  1. […] “Eternal Sunshine of the Spotless Mind” “Once Upon a Time in America” […]

  2. […] throw) to hold audiences’ hands through this mind game — the inter-dream audacity of which made “Eternal Sunshine of the Spotless Mind” read like a Little Einstein title by […]

  3. […] bravest, boldest, most bracing blockbuster since “The Matrix.” Its inter-dream audacity makes “Eternal Sunshine of the Spotless Mind” look like a Little Einstein […]

  4. […] boldest, most bracing blockbuster since “The Matrix.” Its inter-dream audacity makes “Eternal Sunshine of the Spotless Mind” look like a Little Einstein […]

  5. […] boldest, most bracing blockbuster since “The Matrix.” Its inter-dream audacity makes “Eternal Sunshine of the Spotless Mind” look like a Little Einstein […]

  6. […] closing sequence — spanning Egypt, London, Chechnya and, uh, Ann Arbor — recalls the effects of “Eternal Sunshine of the Spotless Mind.” It made one wonder what could’ve come of this had Charlie Kaufman taken a pass at the […]

  7. Nick Rogers says:

    mia: My personal attachment to "Eternal" is that it’s the first movie my now wife and I saw together at a movie theater (almost two months after we began seeing each other, which seems an unfathomable stretch, right?). If you’re ever able to revisit it, I recommend the enriched experience that’s the reward of repeated viewings of what remains, for me, Charlie Kaufman’s most accomplished work (although there’s one more of his yet to come on this list).

    The ridiculously tepid awards-circuit reaction to Jim Carrey’s "Sunshine" performance is precisely why he no longer pursues movies like this. Look at his filmography after this, and it’s enough to make your heart sink. The one risk he appears to have taken – "I Love You, Phillip Morris" – just got theatrically delayed yet again. Or maybe we can just blame Jenny McCarthy.

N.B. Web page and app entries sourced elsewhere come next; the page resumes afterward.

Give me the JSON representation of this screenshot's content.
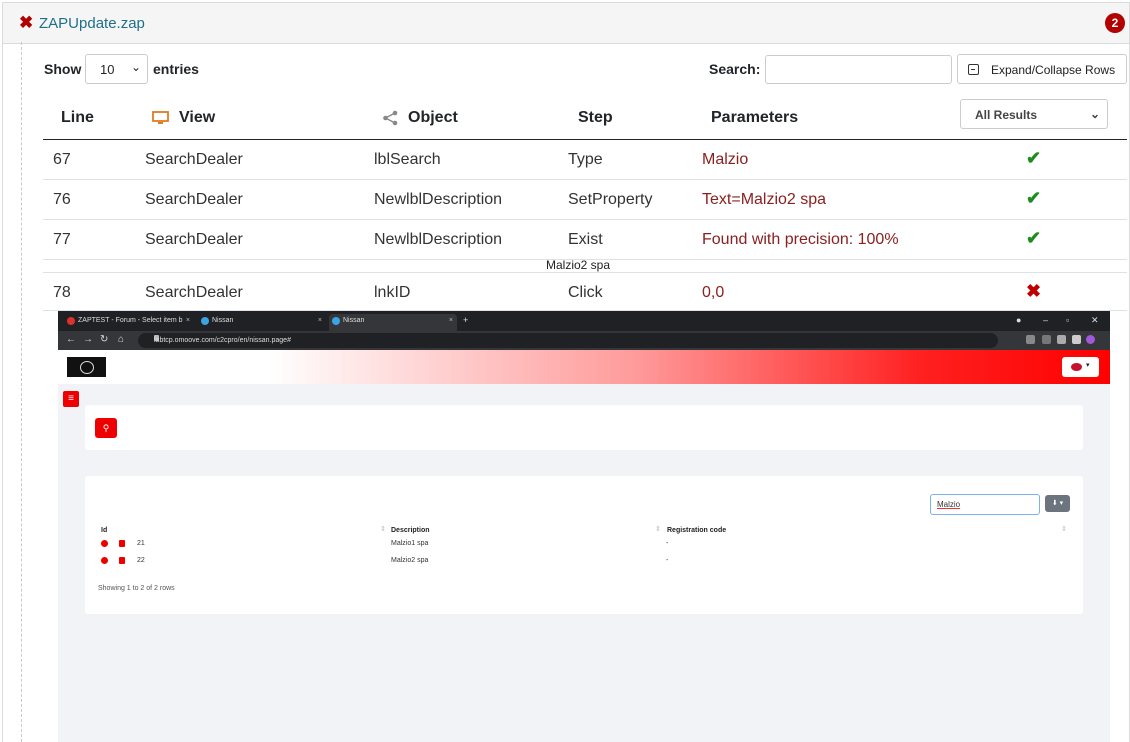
{
  "header": {
    "title": "ZAPUpdate.zap",
    "badge": "2",
    "status_icon": "close-icon"
  },
  "controls": {
    "show_label": "Show",
    "entries_value": "10",
    "entries_label": "entries",
    "search_label": "Search:",
    "search_value": "",
    "expand_label": "Expand/Collapse Rows",
    "results_filter": "All Results"
  },
  "columns": {
    "line": "Line",
    "view": "View",
    "object": "Object",
    "step": "Step",
    "parameters": "Parameters"
  },
  "rows": [
    {
      "line": "67",
      "view": "SearchDealer",
      "object": "lblSearch",
      "step": "Type",
      "parameters": "Malzio",
      "status": "✔"
    },
    {
      "line": "76",
      "view": "SearchDealer",
      "object": "NewlblDescription",
      "step": "SetProperty",
      "parameters": "Text=Malzio2 spa",
      "status": "✔"
    },
    {
      "line": "77",
      "view": "SearchDealer",
      "object": "NewlblDescription",
      "step": "Exist",
      "parameters": "Found with precision: 100%",
      "status": "✔"
    },
    {
      "line": "78",
      "view": "SearchDealer",
      "object": "lnkID",
      "step": "Click",
      "parameters": "0,0",
      "status": "✖"
    }
  ],
  "row77_note": "Malzio2 spa",
  "colors": {
    "accent_red": "#b30000",
    "success": "#1e8c1e",
    "param_text": "#8b2020"
  },
  "screenshot": {
    "tabs": [
      {
        "title": "ZAPTEST - Forum - Select item b",
        "close": "×"
      },
      {
        "title": "Nissan",
        "close": "×"
      },
      {
        "title": "Nissan",
        "close": "×"
      }
    ],
    "new_tab": "+",
    "url": "labtcp.omoove.com/c2cpro/en/nissan.page#",
    "search_value": "Malzio",
    "table_headers": {
      "id": "Id",
      "description": "Description",
      "registration": "Registration code"
    },
    "table_rows": [
      {
        "id": "21",
        "description": "Malzio1 spa",
        "registration": "-"
      },
      {
        "id": "22",
        "description": "Malzio2 spa",
        "registration": "-"
      }
    ],
    "footer": "Showing 1 to 2 of 2 rows"
  }
}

    And that ELO fascination is a love affair that should last forever.

  8. This movie was so emotionally wrenching for me (let’s just say many weird parallels to my most serious relationship) that I’m not sure I can ever watch it again.

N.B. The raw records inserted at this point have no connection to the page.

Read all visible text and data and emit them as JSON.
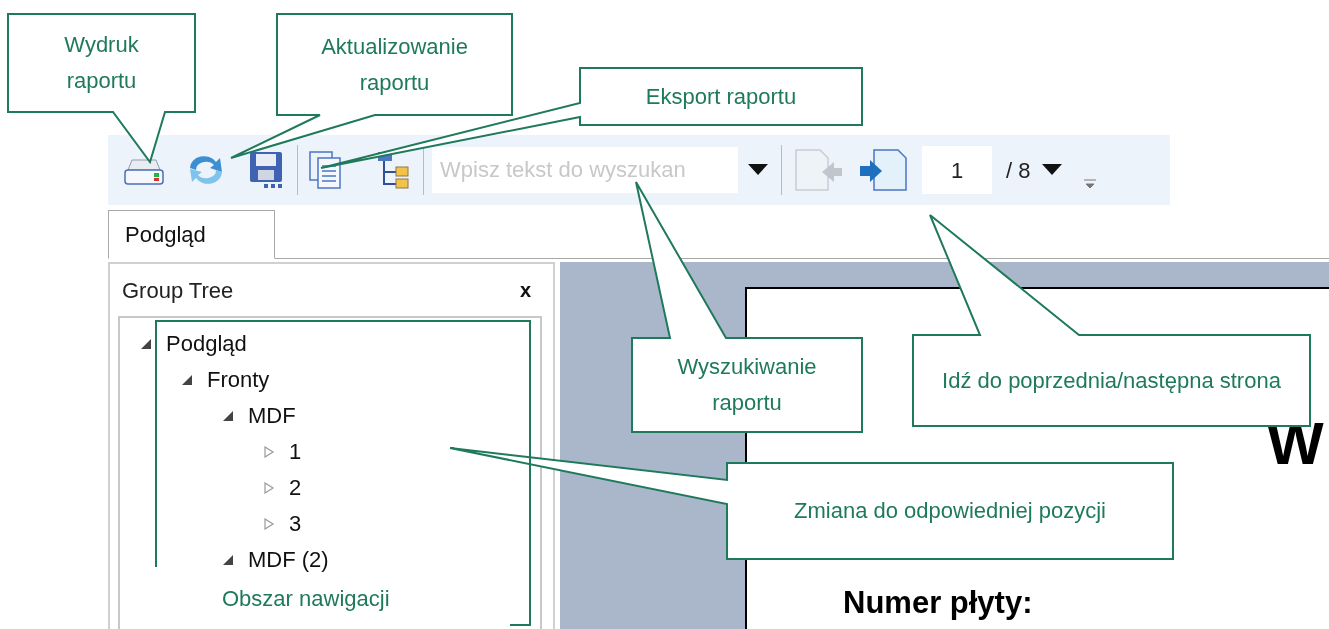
{
  "toolbar": {
    "search": {
      "placeholder": "Wpisz tekst do wyszukan"
    },
    "previous_page": {
      "disabled": true
    },
    "next_page": {
      "disabled": false
    },
    "page_number": "1",
    "page_total": "/ 8"
  },
  "tabs": [
    {
      "label": "Podgląd",
      "selected": true
    }
  ],
  "group_tree": {
    "title": "Group Tree",
    "close": "x",
    "items": [
      {
        "label": "Podgląd",
        "expanded": true,
        "children": [
          {
            "label": "Fronty",
            "expanded": true,
            "children": [
              {
                "label": "MDF",
                "expanded": true,
                "children": [
                  {
                    "label": "1",
                    "expanded": false
                  },
                  {
                    "label": "2",
                    "expanded": false
                  },
                  {
                    "label": "3",
                    "expanded": false
                  }
                ]
              },
              {
                "label": "MDF (2)",
                "expanded": true
              }
            ]
          }
        ]
      }
    ]
  },
  "report_page": {
    "heading": "W",
    "lines": [
      "Numer płyty:"
    ]
  },
  "callouts": [
    {
      "text": "Wydruk raportu"
    },
    {
      "text": "Aktualizowanie raportu"
    },
    {
      "text": "Eksport raportu"
    },
    {
      "text": "Wyszukiwanie raportu"
    },
    {
      "text": "Idź do poprzednia/następna strona"
    },
    {
      "text": "Zmiana do odpowiedniej pozycji"
    },
    {
      "text": "Obszar nawigacji"
    }
  ]
}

    Despite this, or perhaps because of it, it’s in my Top 20 Best of All Time. Oh my God.

    Jim Carrey will never find a role this amazing again. But damn, he needs to try. Yes, he was good in The Truman Show, but this was a tour de force of emotional depth.

    Most superficially, this film kick started my loves of ELO and the name Joel.